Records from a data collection

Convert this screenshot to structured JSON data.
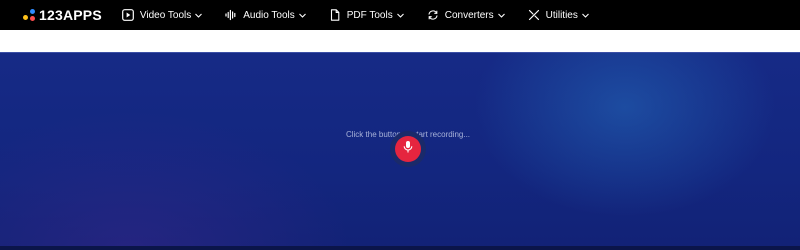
{
  "brand": {
    "name": "123APPS",
    "dot_colors": [
      "#2f8cff",
      "#ffc21a",
      "#ff4d4d"
    ]
  },
  "nav": {
    "items": [
      {
        "label": "Video Tools",
        "icon": "play-icon"
      },
      {
        "label": "Audio Tools",
        "icon": "audio-wave-icon"
      },
      {
        "label": "PDF Tools",
        "icon": "document-icon"
      },
      {
        "label": "Converters",
        "icon": "convert-icon"
      },
      {
        "label": "Utilities",
        "icon": "tools-icon"
      }
    ],
    "chevron_icon": "chevron-down-icon"
  },
  "recorder": {
    "hint": "Click the button to start recording...",
    "record_button_icon": "microphone-icon",
    "accent_color": "#e5253f",
    "background_color": "#142883"
  }
}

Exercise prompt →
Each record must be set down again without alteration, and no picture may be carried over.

Exercise response →
Convert this screenshot to structured JSON data.
{
  "brand": {
    "name": "123APPS",
    "dot_colors": [
      "#2f8cff",
      "#ffc21a",
      "#ff4d4d"
    ]
  },
  "nav": {
    "items": [
      {
        "label": "Video Tools",
        "icon": "play-icon"
      },
      {
        "label": "Audio Tools",
        "icon": "audio-wave-icon"
      },
      {
        "label": "PDF Tools",
        "icon": "document-icon"
      },
      {
        "label": "Converters",
        "icon": "convert-icon"
      },
      {
        "label": "Utilities",
        "icon": "tools-icon"
      }
    ],
    "chevron_icon": "chevron-down-icon"
  },
  "recorder": {
    "hint": "Click the button to start recording...",
    "record_button_icon": "microphone-icon",
    "accent_color": "#e5253f",
    "background_color": "#142883"
  }
}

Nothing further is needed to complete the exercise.